Monday, December 17, 2012
A Concise Chinese-English Dictionary For Lovers by Xiaolu Guo
Zhung is a young Chinese girl who is sent to London for a year to learn English by her parents, factory owners, so that she can fit more easily into the new Chinese economy. She arrives with very little English, tossed into the ocean of new faces, words, meals, customs and cultures. Her most useful possession is her Chinese-English dictionary, which she uses incessantly as she tries to learn enough to maneuver through this foreign environment.
Her days are taken by attendance at the English language school; her nights are lonely since she knows no one and has no idea where she might go. Finally, she discovers the cinema and starts going there at night. She meets a man there and moves in with him within a week or two of their meeting date. She lives with him for the next year, experiencing England through his eyes and how he perceives the world to work.

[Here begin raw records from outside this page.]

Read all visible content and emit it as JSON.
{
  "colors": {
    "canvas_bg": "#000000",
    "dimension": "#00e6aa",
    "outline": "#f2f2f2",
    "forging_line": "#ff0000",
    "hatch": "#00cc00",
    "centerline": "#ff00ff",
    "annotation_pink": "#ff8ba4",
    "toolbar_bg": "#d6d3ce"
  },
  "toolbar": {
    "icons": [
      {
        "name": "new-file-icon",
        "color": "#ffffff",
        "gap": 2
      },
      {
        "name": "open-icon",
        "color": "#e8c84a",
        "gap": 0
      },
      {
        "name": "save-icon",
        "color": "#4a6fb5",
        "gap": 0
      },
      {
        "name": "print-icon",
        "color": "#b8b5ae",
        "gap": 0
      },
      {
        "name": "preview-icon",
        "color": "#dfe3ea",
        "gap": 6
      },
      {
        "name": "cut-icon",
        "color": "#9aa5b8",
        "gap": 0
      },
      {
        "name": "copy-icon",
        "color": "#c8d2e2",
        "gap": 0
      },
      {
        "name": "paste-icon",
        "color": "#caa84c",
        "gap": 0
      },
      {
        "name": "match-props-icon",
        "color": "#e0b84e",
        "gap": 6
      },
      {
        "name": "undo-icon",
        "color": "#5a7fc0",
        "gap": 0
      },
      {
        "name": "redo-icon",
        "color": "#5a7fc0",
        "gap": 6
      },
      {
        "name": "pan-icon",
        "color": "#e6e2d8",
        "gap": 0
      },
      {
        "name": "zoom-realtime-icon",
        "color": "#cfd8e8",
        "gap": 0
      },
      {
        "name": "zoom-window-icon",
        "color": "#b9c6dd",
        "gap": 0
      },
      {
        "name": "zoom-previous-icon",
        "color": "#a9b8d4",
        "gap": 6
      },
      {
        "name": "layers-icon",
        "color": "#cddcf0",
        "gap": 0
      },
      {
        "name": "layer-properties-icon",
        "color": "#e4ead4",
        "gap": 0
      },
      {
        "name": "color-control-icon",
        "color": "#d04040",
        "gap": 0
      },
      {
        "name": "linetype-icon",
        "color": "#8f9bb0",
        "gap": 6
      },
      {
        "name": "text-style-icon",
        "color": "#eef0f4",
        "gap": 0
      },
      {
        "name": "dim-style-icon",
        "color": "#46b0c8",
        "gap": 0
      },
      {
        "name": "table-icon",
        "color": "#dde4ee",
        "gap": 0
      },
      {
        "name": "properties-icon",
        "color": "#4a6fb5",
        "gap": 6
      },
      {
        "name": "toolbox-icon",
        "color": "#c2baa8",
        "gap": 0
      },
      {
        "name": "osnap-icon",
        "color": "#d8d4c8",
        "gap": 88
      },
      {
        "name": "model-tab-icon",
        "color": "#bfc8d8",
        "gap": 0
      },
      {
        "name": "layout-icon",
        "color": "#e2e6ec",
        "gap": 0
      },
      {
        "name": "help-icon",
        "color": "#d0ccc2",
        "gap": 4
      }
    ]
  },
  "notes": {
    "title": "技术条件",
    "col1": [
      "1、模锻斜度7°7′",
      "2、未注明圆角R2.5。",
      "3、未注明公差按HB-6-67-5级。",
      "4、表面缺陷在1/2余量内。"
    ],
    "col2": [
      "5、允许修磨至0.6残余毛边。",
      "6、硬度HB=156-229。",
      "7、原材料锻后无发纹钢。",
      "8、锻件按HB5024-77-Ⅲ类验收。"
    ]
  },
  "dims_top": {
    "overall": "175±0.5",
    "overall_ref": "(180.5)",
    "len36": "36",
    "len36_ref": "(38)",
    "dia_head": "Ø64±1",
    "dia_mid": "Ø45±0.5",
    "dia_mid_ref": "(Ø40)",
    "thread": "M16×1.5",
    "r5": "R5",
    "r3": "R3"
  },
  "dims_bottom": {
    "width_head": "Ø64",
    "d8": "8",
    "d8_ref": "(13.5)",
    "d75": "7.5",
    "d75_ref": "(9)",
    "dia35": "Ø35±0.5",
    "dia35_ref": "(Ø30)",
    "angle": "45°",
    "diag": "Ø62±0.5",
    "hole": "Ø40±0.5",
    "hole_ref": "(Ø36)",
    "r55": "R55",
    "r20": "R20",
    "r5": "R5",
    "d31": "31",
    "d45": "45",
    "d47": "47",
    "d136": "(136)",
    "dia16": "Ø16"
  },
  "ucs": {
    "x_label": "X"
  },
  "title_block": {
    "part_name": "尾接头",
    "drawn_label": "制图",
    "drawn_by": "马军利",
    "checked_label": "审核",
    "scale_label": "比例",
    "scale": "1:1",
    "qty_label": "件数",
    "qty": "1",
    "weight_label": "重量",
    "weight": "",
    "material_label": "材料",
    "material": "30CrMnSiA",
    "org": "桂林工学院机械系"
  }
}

Zhuang, or 'Z' as she comes to be known for convenience, finds the gap between how she has experienced the world and how her lover does to be extremely wide and difficult to bridge. To her, moving in with her lover means they are exclusive and that he will satisfy every need she has. To him, while he professes to love her, his need is for some space and time for him to pursue his relationships with his friends and even former lovers. Z has a difficult time understanding this. Their time together is marked by her attempts to get her lover to commit to only her, and to his withdrawal and anger at her attempts to restrict his life. Throughout the time, she learns more and more about the English language, but the English outlook on life continues to elude her.
Xiao has created an interesting novel. Each segment is started with a word from the dictionary, the definition of that word in a formal sense, and then how Z experiences what that concept means in this foreign environment. The reader is allowed to watch her grow and learn and to see how her culture differs from the one she finds herself in. This book is recommended for readers of modern fiction and for those interested in how people relate to each other.